Our aim for Modern Foreign Languages (MFL) at Eythorne Elvington Primary School is for pupils to learn how to communicate in a different language.  Learning a foreign language is a necessary part of being a member of a multi-cultural society and provides an opening to other cultures. A high-quality languages education should foster children’s curiosity and deepen their understanding of the world.

In line with our whole-school curriculum intent, teachers will set high standards pupils to develop a passion for foreign languages through engaging and imaginative sessions.  We will bring learning alive through an array of practical, hands-on learning experiences with the children developing all of their language skills of oracy, listening, reading and writing.

As always, our core school values will play a big part in all that do we with Modern Foreign Languages.  Children will develop the confidence to speak foreign languages and be brave enough to make errors along the way.  They will have ambitions to use the skills and knowledge being taught and use it in life to be able to go on and widen their horizons as to what the future may hold for them not just locally but internationally.  Pupils will learn to develop and embrace perseverance as they tackle all obstacles that come with learning a new language.  They will be expected to show empathy to others when working with partners or small groups where the ability levels of languages may differ.  Finally, they will want to be successful at picking up and using a foreign language – they will demonstrate this through hard work and a determination to succeed.


Our Modern Foreign Languages curriculum has been designed to cover all of the skills, knowledge and understanding as set out in the national curriculum.  The national curriculum for languages aims to ensure that all pupils:

  1. understand and respond to spoken and written language from a variety of authentic sources
  2. speak with increasing confidence, fluency and spontaneity, finding ways of communicating what they want to say, including through discussion and asking questions, and continually improving the accuracy of their pronunciation and intonation
  3. can write at varying length, for different purposes and audiences, using the variety of grammatical structures that they have learnt
  4. discover and develop an appreciation of a range of writing in the language studied.

At Eythorne Elvington, pupils have weekly lessons in French throughout Key Stage Two by a languages specialist. Classes are mixed age- with combinations of year groups from Y3-6.

In EYFS and Key Stage One, children acquire basic skills and understanding of French through the use of daily register to learn some key language.

All learning is planned to ensure there is clear progression and sequencing across Key Stage Two all ensure understanding of knowledge and skills is embedded in the four key areas:

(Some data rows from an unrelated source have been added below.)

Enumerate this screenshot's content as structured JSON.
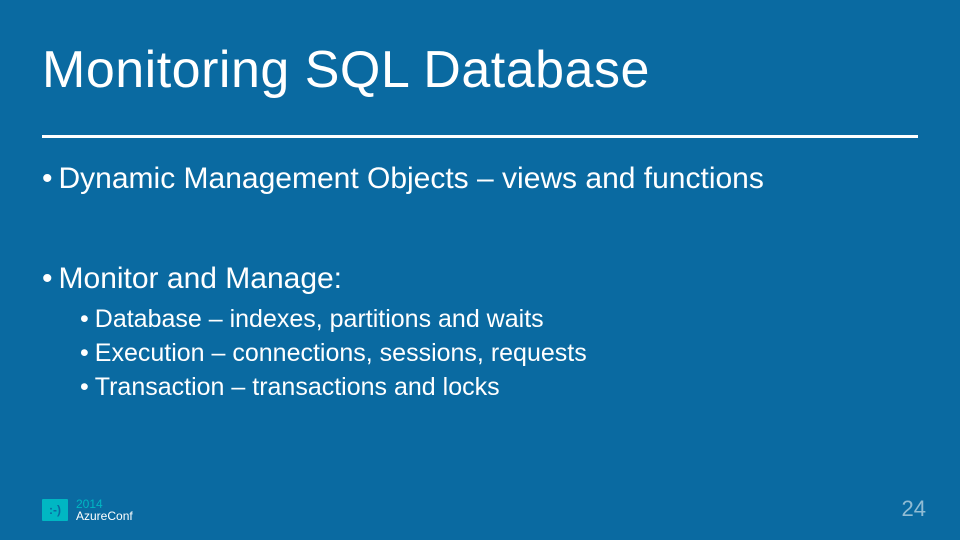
{
  "title": "Monitoring SQL Database",
  "bullets": {
    "item1": "Dynamic Management Objects – views and functions",
    "item2": "Monitor and Manage:",
    "sub1": "Database – indexes, partitions and waits",
    "sub2": "Execution – connections, sessions, requests",
    "sub3": "Transaction – transactions and locks"
  },
  "footer": {
    "badge": ":-)",
    "year": "2014",
    "conf": "AzureConf"
  },
  "page_number": "24"
}
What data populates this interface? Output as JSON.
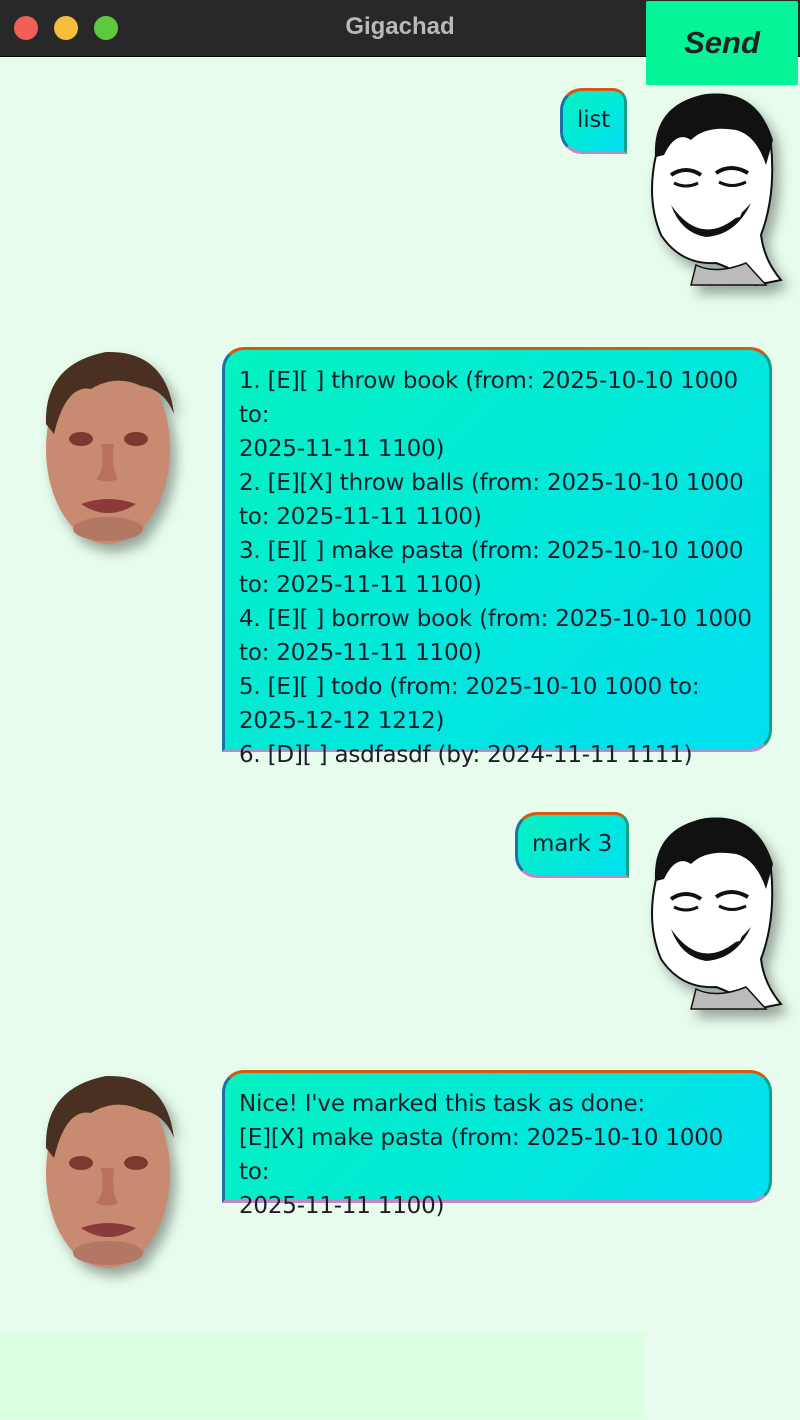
{
  "window": {
    "title": "Gigachad"
  },
  "messages": [
    {
      "sender": "user",
      "text": "list",
      "avatar_icon": "laughing-meme-face-icon"
    },
    {
      "sender": "bot",
      "text": "1. [E][ ] throw book (from: 2025-10-10 1000 to:\n2025-11-11 1100)\n2. [E][X] throw balls (from: 2025-10-10 1000\nto: 2025-11-11 1100)\n3. [E][ ] make pasta (from: 2025-10-10 1000\nto: 2025-11-11 1100)\n4. [E][ ] borrow book (from: 2025-10-10 1000\nto: 2025-11-11 1100)\n5. [E][ ] todo (from: 2025-10-10 1000 to:\n2025-12-12 1212)\n6. [D][ ] asdfasdf (by: 2024-11-11 1111)",
      "avatar_icon": "crying-face-icon"
    },
    {
      "sender": "user",
      "text": "mark 3",
      "avatar_icon": "laughing-meme-face-icon"
    },
    {
      "sender": "bot",
      "text": "Nice! I've marked this task as done:\n[E][X] make pasta (from: 2025-10-10 1000 to:\n2025-11-11 1100)",
      "avatar_icon": "crying-face-icon"
    }
  ],
  "input": {
    "value": "",
    "placeholder": ""
  },
  "send_button": {
    "label": "Send"
  },
  "colors": {
    "background": "#e7fcec",
    "bubble_gradient_start": "#05f2c0",
    "bubble_gradient_end": "#00dff2",
    "input_background": "#d9ffde",
    "send_button": "#04f497",
    "titlebar": "#282828"
  }
}
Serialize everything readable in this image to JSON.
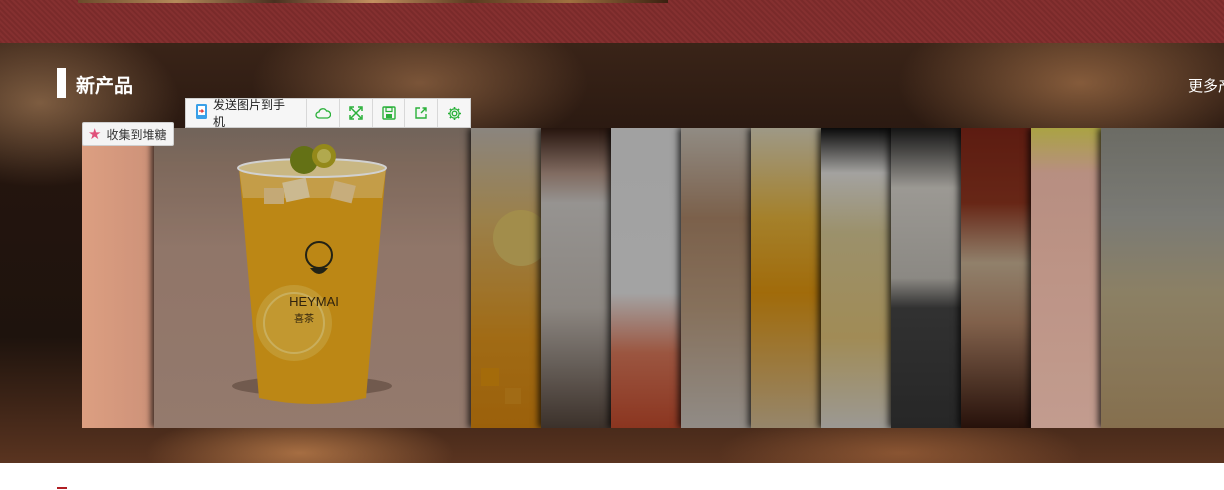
{
  "section": {
    "title": "新产品",
    "more_link": "更多产品"
  },
  "image_toolbar": {
    "send_to_phone_label": "发送图片到手机",
    "buttons": [
      "cloud-icon",
      "fullscreen-icon",
      "save-icon",
      "share-icon",
      "settings-icon"
    ]
  },
  "collect_button": {
    "label": "收集到堆糖",
    "icon": "star-icon"
  },
  "featured_product": {
    "brand": "HEYMAI",
    "brand_cn": "喜茶"
  },
  "gallery": {
    "panel_count": 15
  },
  "colors": {
    "top_band": "#7f2c2c",
    "toolbar_icon": "#2ab13a",
    "collect_star": "#e0507a",
    "accent_red": "#b01f24"
  }
}
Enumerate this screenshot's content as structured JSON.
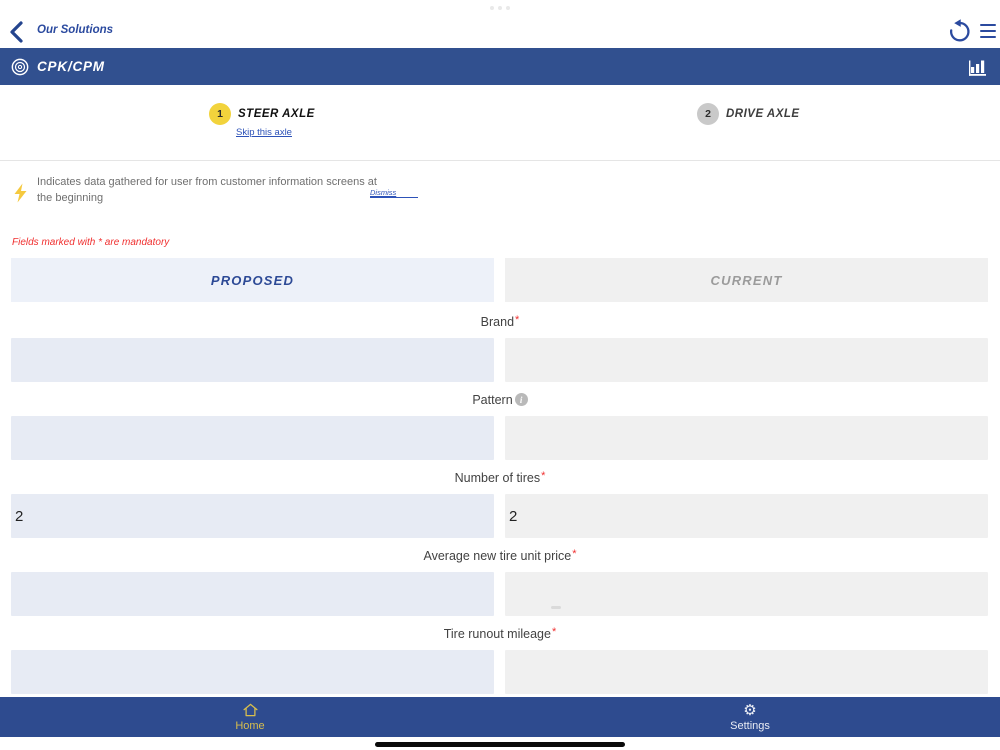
{
  "top_nav": {
    "back_label": "Our Solutions"
  },
  "app_bar": {
    "title": "CPK/CPM"
  },
  "stepper": {
    "steps": [
      {
        "number": "1",
        "label": "STEER AXLE",
        "skip_label": "Skip this axle"
      },
      {
        "number": "2",
        "label": "DRIVE AXLE"
      }
    ]
  },
  "info_banner": {
    "message": "Indicates data gathered for user from customer information screens at the beginning",
    "dismiss_label": "Dismiss"
  },
  "mandatory_note": "Fields marked with * are mandatory",
  "form": {
    "required_marker": "*",
    "info_glyph": "i",
    "column_headers": {
      "proposed": "PROPOSED",
      "current": "CURRENT"
    },
    "fields": [
      {
        "label": "Brand",
        "required": true,
        "info": false,
        "proposed_value": "",
        "current_value": ""
      },
      {
        "label": "Pattern",
        "required": false,
        "info": true,
        "proposed_value": "",
        "current_value": ""
      },
      {
        "label": "Number of tires",
        "required": true,
        "info": false,
        "proposed_value": "2",
        "current_value": "2"
      },
      {
        "label": "Average new tire unit price",
        "required": true,
        "info": false,
        "proposed_value": "",
        "current_value": ""
      },
      {
        "label": "Tire runout mileage",
        "required": true,
        "info": false,
        "proposed_value": "",
        "current_value": ""
      }
    ]
  },
  "bottom_nav": {
    "home_label": "Home",
    "settings_label": "Settings"
  },
  "colors": {
    "primary_blue": "#31508F",
    "link_blue": "#2B4A9F",
    "accent_yellow": "#F2D33C",
    "gold": "#D8BE4D",
    "error_red": "#F03030",
    "proposed_bg": "#EDF1F9",
    "current_bg": "#F0F0F0",
    "proposed_field_bg": "#E7EBF4"
  }
}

Oracy | Listening | Reading | Writing

As with all subject area, we follow our whole-school teaching approach of:

Review | Teach | Practice | Apply

Sessions start by recapping and reviewing prior knowledge and skills.  Key vocabulary and pronunciations are re-visited in order to cement understanding before moving on.  The teach elements of each language session is full of modelling and repeating between staff and pupils.  Pupils listen attentively to spoken language and show understanding by joining in and responding.  They explore the patterns and sounds of language through songs and rhymes and link the spelling, sound and meaning of words

As we move into the practice parts of lessons, pupils will engage in conversations; ask and answer questions; express opinions and respond to those of others; seek clarification and help.  They will speak in sentences, using familiar vocabulary, phrases and basic language structures

Pupils will seek to take knowledge and skills and then develop them further through application scenarios.  These will including presenting ideas and information orally to a range of audiences; writing phrases from memory adapting them to create sentences to express ideas.


We measure the impact of our curriculum through the following methods:

  • Observing children speaking and listening in another language.
  • Marking of written work.
  • Images and videos of children completing speaking and listening activities.
  • Interviewing the pupils about their learning (pupil voice).
  • Moderation staff meetings where pupil’s work is scrutinised and there is the opportunity for a dialogue between teachers to understand their class’s work.
  • Annual reporting of standards across the curriculum to parents.
  • Learning walks.
  • Subject tracking.

The MFL subject leader will continually monitor the impact MFL teaching is having on the children’s learning, through work scrutinies, to ensure the progress of knowledge and skills is being taught.  They will also ensure the knowledge taught is retained by the children and continually revisited and that the learners are able to apply the skills they have been taught to a variety of different settings, showing independence with their learning. Impact will also be measured through key questioning skills built into lessons, child-led assessment such as success criteria grids, jigsaw targets and summative assessments aimed at targeting next steps in learning.